In retaliation for Western military support of Israel, OPEC imposed a 70 percent increase in crude oil prices, sending shockwaves through the world energy market. U.S. gasoline prices quadrupled, and the stock market plummeted. In the months that followed, the Dow Jones Industrial average lost 45 percent of its value. 1

"The nation learned, quite painfully, the price of dependence upon foreign sources of crude oil," said Carl English, president and CEO of Consumers Energy, speaking before the House Energy & Commerce committee. "We also learned, through long gasoline lines and shuttered factories, that energy is the lifeblood of our economy. We can blame some of the past energy problems on a lack of foresight, understanding and experience. We will not be permitted to do so again."

Getting Hooked on Imports

Despite the wisdom that comes with experience, the U.S. cannot help but to sink another hook into its energy jugular.
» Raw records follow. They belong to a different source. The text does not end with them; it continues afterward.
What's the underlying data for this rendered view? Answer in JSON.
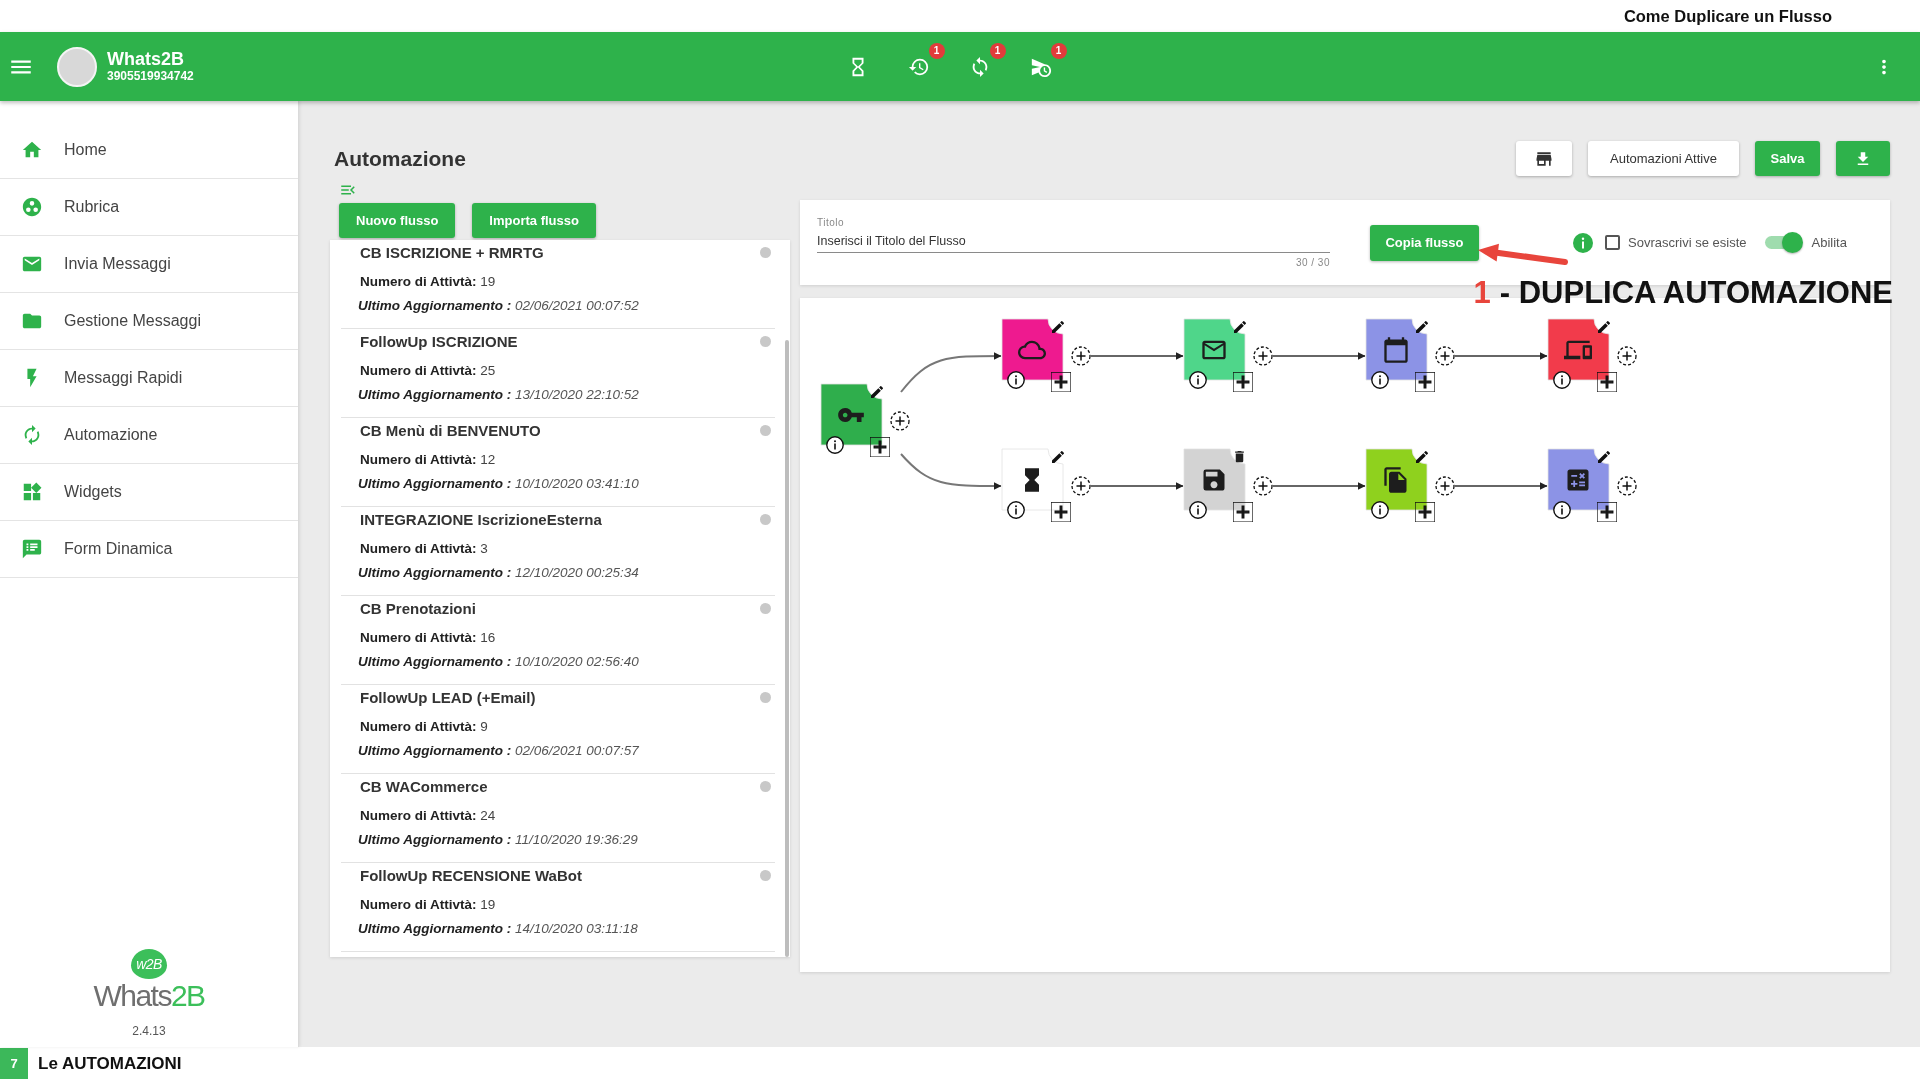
{
  "page_title": "Come Duplicare un Flusso",
  "header": {
    "name": "Whats2B",
    "phone": "3905519934742",
    "actions": [
      {
        "kind": "waiting"
      },
      {
        "kind": "history",
        "badge": "1"
      },
      {
        "kind": "sync",
        "badge": "1"
      },
      {
        "kind": "scheduled",
        "badge": "1"
      }
    ]
  },
  "sidebar": {
    "items": [
      {
        "label": "Home"
      },
      {
        "label": "Rubrica"
      },
      {
        "label": "Invia Messaggi"
      },
      {
        "label": "Gestione Messaggi"
      },
      {
        "label": "Messaggi Rapidi"
      },
      {
        "label": "Automazione"
      },
      {
        "label": "Widgets"
      },
      {
        "label": "Form Dinamica"
      }
    ],
    "logo": {
      "badge": "w2B",
      "wordmark": "Whats**2B**"
    },
    "version": "2.4.13"
  },
  "main": {
    "title": "Automazione",
    "toolbar": [
      {
        "kind": "shop"
      },
      {
        "kind": "text",
        "label": "Automazioni Attive"
      },
      {
        "kind": "primary",
        "label": "Salva"
      },
      {
        "kind": "download"
      }
    ],
    "flow_buttons": [
      "Nuovo flusso",
      "Importa flusso"
    ],
    "flows": [
      {
        "name": "CB ISCRIZIONE + RMRTG",
        "activities": "**Numero di Attivtà:** 19",
        "updated": "**Ultimo Aggiornamento :** 02/06/2021 00:07:52"
      },
      {
        "name": "FollowUp ISCRIZIONE",
        "activities": "**Numero di Attivtà:** 25",
        "updated": "**Ultimo Aggiornamento :** 13/10/2020 22:10:52"
      },
      {
        "name": "CB Menù di BENVENUTO",
        "activities": "**Numero di Attivtà:** 12",
        "updated": "**Ultimo Aggiornamento :** 10/10/2020 03:41:10"
      },
      {
        "name": "INTEGRAZIONE IscrizioneEsterna",
        "activities": "**Numero di Attivtà:** 3",
        "updated": "**Ultimo Aggiornamento :** 12/10/2020 00:25:34"
      },
      {
        "name": "CB Prenotazioni",
        "activities": "**Numero di Attivtà:** 16",
        "updated": "**Ultimo Aggiornamento :** 10/10/2020 02:56:40"
      },
      {
        "name": "FollowUp LEAD (+Email)",
        "activities": "**Numero di Attivtà:** 9",
        "updated": "**Ultimo Aggiornamento :** 02/06/2021 00:07:57"
      },
      {
        "name": "CB WACommerce",
        "activities": "**Numero di Attivtà:** 24",
        "updated": "**Ultimo Aggiornamento :** 11/10/2020 19:36:29"
      },
      {
        "name": "FollowUp RECENSIONE WaBot",
        "activities": "**Numero di Attivtà:** 19",
        "updated": "**Ultimo Aggiornamento :** 14/10/2020 03:11:18"
      }
    ],
    "form": {
      "title_field": {
        "label": "Titolo",
        "value": "Inserisci il Titolo del Flusso",
        "counter": "30 / 30"
      },
      "copy_button": "Copia flusso",
      "overwrite": {
        "label": "Sovrascrivi se esiste",
        "checked": false
      },
      "enable": {
        "label": "Abilita",
        "on": true
      }
    },
    "canvas": {
      "start": {
        "kind": "trigger",
        "color": "#2fae4c",
        "deletable": false
      },
      "branches": [
        [
          {
            "kind": "api",
            "color": "#ee1a8f",
            "deletable": false
          },
          {
            "kind": "email",
            "color": "#4fd68a",
            "deletable": false
          },
          {
            "kind": "calendar",
            "color": "#8c93e6",
            "deletable": false
          },
          {
            "kind": "device",
            "color": "#f23b4b",
            "deletable": false
          }
        ],
        [
          {
            "kind": "wait",
            "color": "#ffffff",
            "deletable": false
          },
          {
            "kind": "save",
            "color": "#d3d3d3",
            "deletable": true
          },
          {
            "kind": "document",
            "color": "#8fd11e",
            "deletable": false
          },
          {
            "kind": "calculator",
            "color": "#8c93e6",
            "deletable": false
          }
        ]
      ]
    }
  },
  "annotation": {
    "number": "1",
    "text": "- DUPLICA AUTOMAZIONE"
  },
  "footer": {
    "slide": "7",
    "title": "Le AUTOMAZIONI"
  }
}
Admittedly the LNG hook is smaller than the petroleum hook, but it perforates a new and strategically critical vein of the U.S. economy-electric and gas utilities.

Until a few years ago, the United States was almost independent in terms of its natural gas supplies. Some gas entered this country from Canada through pipelines, and a tiny amount arrived in the form of LNG-about 1 percent of U.S. natural gas consumed at its recent peak in 2002. Since then, however, existing LNG terminals and storage capacity have expanded, and imports have more than doubled. 2 This growth continues; U.S. LNG imports are expected to increase by an order of magnitude over the next decade, as gas companies develop billions of dollars worth of LNG infrastructure here and abroad. 3

A recent accounting showed 49 LNG terminals in development in North America, with a combined total capacity of more than 49 billion cubic feet (bcf) per day. Only a small share of those projects will ever see a drop of LNG, but current projections call for between six and 12 LNG import terminals to be built by 2012. So far nine projects, totaling 10.9 Bcf/day of capacity, have cleared permitting and licensing hurdles, and two are in construction. 4

This quantity of LNG capacity is significant, though probably not large enough to flood the U.S. market with cheap gas in the foreseeable future. If gas prices remain high enough for LNG to compete, then most domestic gas production will continue. The Department of Energy's Energy Information Administration (EIA) projects U.S. imports will reach 16 percent of U.S. gas consumption by 2025. 5 However, global expansion of the LNG trade suggests the imports will have an increasing influence on gas prices, 6 and indeed some analyses show that LNG already has become a determining factor in U.S. gas prices. 7

Not surprisingly, amid these market developments, an international gas cartel might be emerging.

Cooperation Among Suppliers

Early last year, news reports